WASHINGTON — The U.S. Army said it identified a power problem associated with new communications and network tools and Stryker combat vehicles during a live-fire exercise in Europe.
Soldiers with the 3rd Squadron, 2nd Cavalry Regiment put Capability Set ‘23 equipment to the test in recent weeks at Grafenwohr Training Area in Germany, as officials from the Army’s network modernization office and test-and-evaluation command looked on.
One issue identified during the exercise was related to power — or lack thereof. The Strykers soldiers relied upon were power constrained during the event, hamstringing what could be accomplished in the field. Questions lingered about whether it was the newly fitted kit, the integrated tactical network, or the Stryker variant itself that sat at the root of the problem.

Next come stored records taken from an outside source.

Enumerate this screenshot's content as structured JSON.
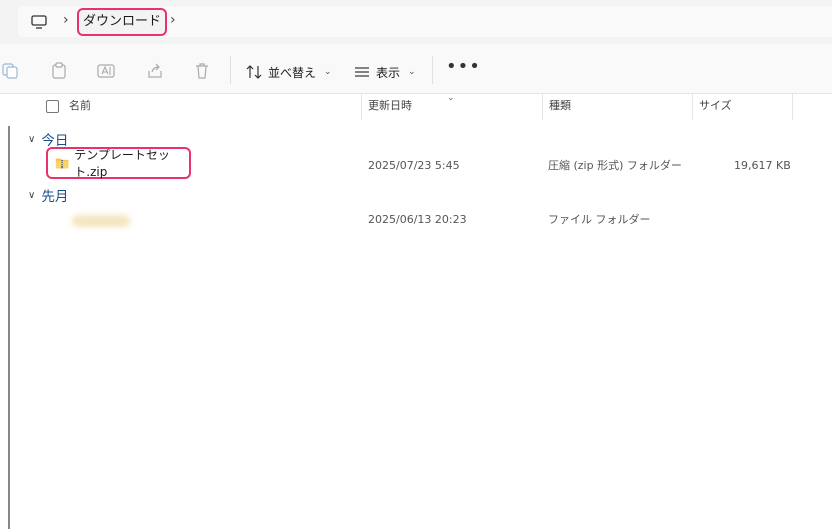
{
  "address_bar": {
    "pc_icon": "monitor-icon",
    "separator": "›",
    "crumb": "ダウンロード"
  },
  "toolbar": {
    "sort_label": "並べ替え",
    "view_label": "表示",
    "more_label": "•••"
  },
  "columns": {
    "name": "名前",
    "modified": "更新日時",
    "type": "種類",
    "size": "サイズ"
  },
  "groups": [
    {
      "label": "今日",
      "items": [
        {
          "name": "テンプレートセット.zip",
          "modified": "2025/07/23 5:45",
          "type": "圧縮 (zip 形式) フォルダー",
          "size": "19,617 KB"
        }
      ]
    },
    {
      "label": "先月",
      "items": [
        {
          "name": "",
          "modified": "2025/06/13 20:23",
          "type": "ファイル フォルダー",
          "size": ""
        }
      ]
    }
  ],
  "colors": {
    "highlight": "#e8336a",
    "group_text": "#1a4e8a"
  }
}
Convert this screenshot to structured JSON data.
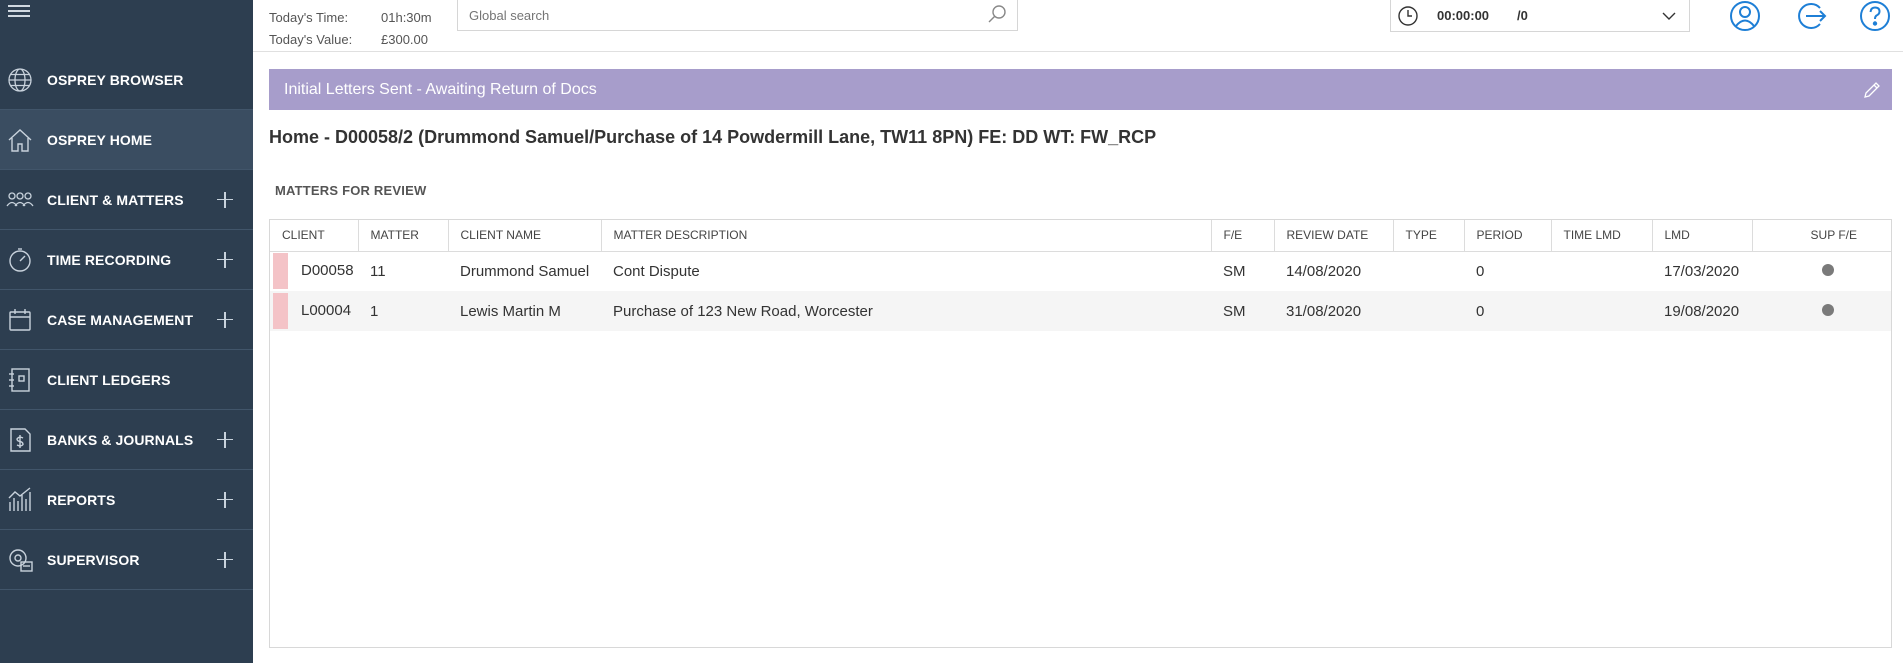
{
  "sidebar": {
    "items": [
      {
        "label": "OSPREY BROWSER",
        "icon": "globe-www-icon",
        "expandable": false,
        "active": false
      },
      {
        "label": "OSPREY HOME",
        "icon": "home-icon",
        "expandable": false,
        "active": true
      },
      {
        "label": "CLIENT & MATTERS",
        "icon": "people-group-icon",
        "expandable": true,
        "active": false
      },
      {
        "label": "TIME RECORDING",
        "icon": "stopwatch-icon",
        "expandable": true,
        "active": false
      },
      {
        "label": "CASE MANAGEMENT",
        "icon": "calendar-icon",
        "expandable": true,
        "active": false
      },
      {
        "label": "CLIENT LEDGERS",
        "icon": "ledger-book-icon",
        "expandable": false,
        "active": false
      },
      {
        "label": "BANKS & JOURNALS",
        "icon": "money-document-icon",
        "expandable": true,
        "active": false
      },
      {
        "label": "REPORTS",
        "icon": "bar-chart-icon",
        "expandable": true,
        "active": false
      },
      {
        "label": "SUPERVISOR",
        "icon": "supervisor-gear-icon",
        "expandable": true,
        "active": false
      }
    ]
  },
  "header": {
    "today_time_label": "Today's Time:",
    "today_time_value": "01h:30m",
    "today_value_label": "Today's Value:",
    "today_value_value": "£300.00",
    "search_placeholder": "Global search",
    "timer_value": "00:00:00",
    "timer_count": "/0"
  },
  "banner": {
    "text": "Initial Letters Sent - Awaiting Return of Docs"
  },
  "page": {
    "title": "Home - D00058/2 (Drummond  Samuel/Purchase of 14 Powdermill Lane, TW11 8PN) FE: DD WT: FW_RCP",
    "section_title": "MATTERS FOR REVIEW"
  },
  "table": {
    "columns": [
      "CLIENT",
      "MATTER",
      "CLIENT NAME",
      "MATTER DESCRIPTION",
      "F/E",
      "REVIEW DATE",
      "TYPE",
      "PERIOD",
      "TIME LMD",
      "LMD",
      "SUP F/E"
    ],
    "rows": [
      {
        "client": "D00058",
        "matter": "11",
        "client_name": "Drummond Samuel",
        "description": "Cont Dispute",
        "fe": "SM",
        "review_date": "14/08/2020",
        "type": "",
        "period": "0",
        "time_lmd": "",
        "lmd": "17/03/2020"
      },
      {
        "client": "L00004",
        "matter": "1",
        "client_name": "Lewis Martin M",
        "description": "Purchase of 123 New Road, Worcester",
        "fe": "SM",
        "review_date": "31/08/2020",
        "type": "",
        "period": "0",
        "time_lmd": "",
        "lmd": "19/08/2020"
      }
    ]
  },
  "colors": {
    "sidebar_bg": "#2d3e50",
    "banner_bg": "#a79dcb",
    "accent_blue": "#1e7fd6",
    "row_flag": "#f4c3c7"
  }
}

“The unit was saying they we’re having some issues with not being able to do silent watch for an extended duration, where, basically, the Strykers shut off and run on batteries while they’re doing night operations,” Lt. Col. Jonathan Judy, a product manager for capability set development, told reporters on a conference call. “They were having some difficulties there. That’s one of the things we took back.”
“We’re going to see if it’s ITN equipment on there that’s giving them some issues,” he said, “or if it’s the type of Stryker they have.”
Officials said the matter is under investigation and will be remediated, and that a solution may already exist with newer versions of the combat vehicle. The Army Program Executive Office for Ground Combat Systems, which works with Strykers, is looped in.
The Army is taking a stepwise approach to upgrade soldier communications and the grander network, the invisible threads that tie together and inform assets on the battlefield. The increments are known as capability sets, a meshing of off-the-shelf products and specialized military tech.
The capability set endeavor began in fiscal 2021 with a focus on infantry brigades. Additional goals were set for 2023, 2025 and 2027. The Program Executive Office for Command, Control and Communications-Tactical, or PEO C3T, heads up the initiative with the help of several partners.
Capability Set ‘23 is tailored to Stryker brigades and uses its infantry-first predecessor as a springboard. The new capabilities include cellular hot spots for vehicles, improved GPS routing and multiple input and output radios for rapid exchanges with command posts, according to the Army.
Results from the testing in Germany, including input from soldiers, will be used to augment the networking technologies ahead of a second, larger demonstration months from now. Together, the two phases of real-world experimentation will inform a fielding decision for Capability Set ‘23 early next year, according to people involved in the effort.
“The goal is really to make sure that the kit that we have designed for Capability Set ‘23 will actually work in an operational context and supports and meets the soldiers’ needs,” said Matt Maier, a project manager at PEO C3T. “And I think the idea is to gather that feedback, see if there are any additional design changes that we need.”
Capability Set ‘23 kit passed a critical design review in April, signaling the suite of technologies is relevant, conceptually sound and cost effective. The positive mark also cracked open the door for procurement.
The live-fire assessment in Germany represented a next step in the process.
Colin Demarest is a reporter at C4ISRNET, where he covers military networks, cyber and IT. Colin previously covered the Department of Energy and its National Nuclear Security Administration — namely Cold War cleanup and nuclear weapons development — for a daily newspaper in South Carolina. Colin is also an award-winning photographer.